Keep your powder dry, and have lots of powder.

#30 Comment By Kerry On December 26, 2015 @ 7:34 pm

Rod, the ‘Safety mechanism’ is between the ears.

#31 Comment By dominic1955 On December 26, 2015 @ 11:18 pm

Then the gun in question was an example of what I was talking about-they are copies of the old Remington double barrel .41 cal rim fire pistols originally designed way back in the 1860s. The modern ones no longer use the doubly obsolete .41 RF round, but the design is quite similar. In other words, an obsolete design like the Colt SAA revolver which really shouldn’t be carried around loaded. Especially so with the Remington, as you can’t just leave one cylinder empty with the hammer down over it like with the Colt.

#32 Comment By dominic1955 On December 26, 2015 @ 11:38 pm

Panda,

No, because the market pretty much was responsible for added safety features on guns. It’s like the old steering wheel columns and lack of belts, but many guns had more reliable safety features added by the manufacturers out of concern for safety. Rebounding frame mounted firing pins (i.e. as found on practically all modern revolvers), the myriad safety catches developed over the years etc. Hysterics often results in unreasonable expectations from ignorant people, not useful advances.

With cars, some companies started adding increased safety features well before they were ever mandated, many people just thought of them as superfluous things that could be left off, like radios, to pinch pennies. People got more stirred up when people like Nader made it sound like there was an active conspiracy by car companies to kill their customers.

The emissions thing is also BS because the government made unreasonable expectations that kind of forced the hand of domestic makers to rush into production things that just were not ready to be put out, like Cadillac’s v8-6-4 engine or their HT4100 engine. Variable displacement technology now is used successfully, as is electronic fuel injection and transmissions with well more than 3 or 4 gears not to mention hybrid and full electric technology. More thought out developments are better in the long run than hastily thrown together responses to silly CAFE standards.

#33 Comment By panda On December 27, 2015 @ 11:27 am

“The emissions thing is also BS because the government made unreasonable expectations that kind of forced the hand of domestic makers to rush into production things that just were not ready to be put out, like Cadillac’s v8-6-4 engine or their HT4100 engine.

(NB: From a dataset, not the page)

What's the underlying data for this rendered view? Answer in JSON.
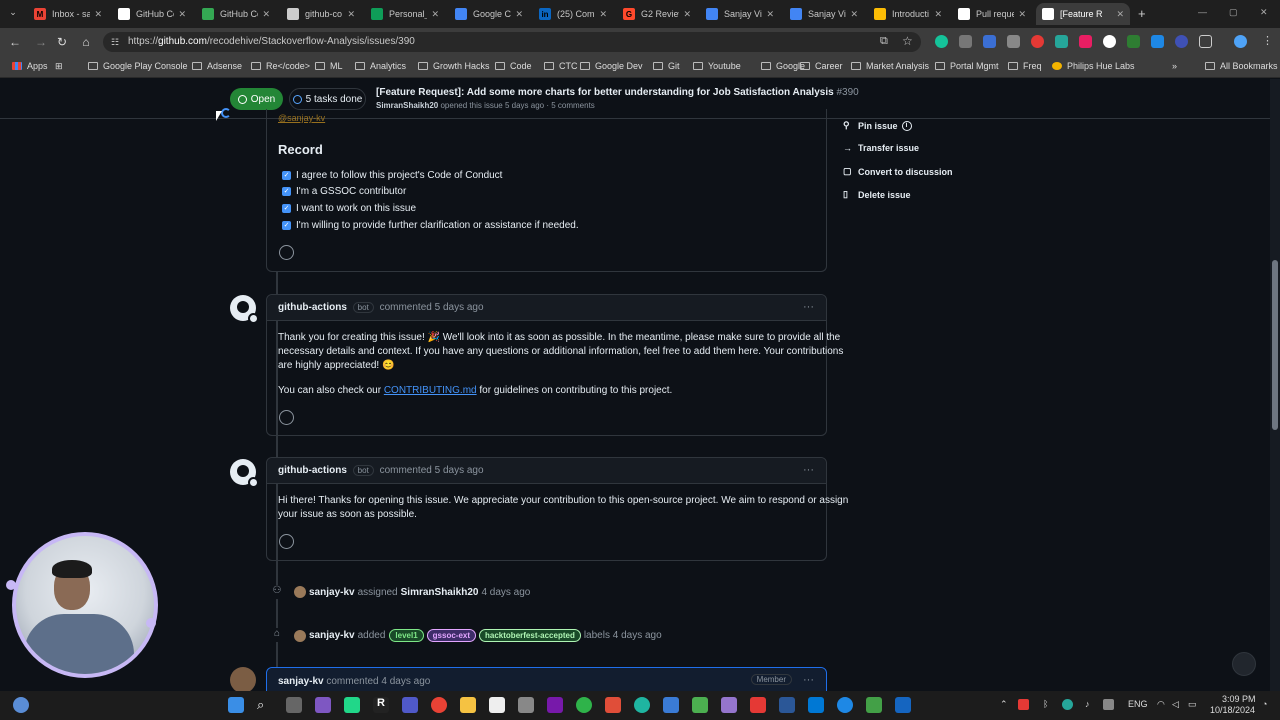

Variable displacement technology now is used successfully, as is electronic fuel injection and transmissions with well more than 3 or 4 gears not to mention hybrid and full electric technology. More thought out developments are better in the long run than hastily thrown together responses to silly CAFE standards.

One word answer to that: lead.

#34 Comment By dominic1955 On December 27, 2015 @ 4:37 pm

Panda,

OK, well then we were talking about two different things there. I was talking about MPG standards, not leaded gasoline.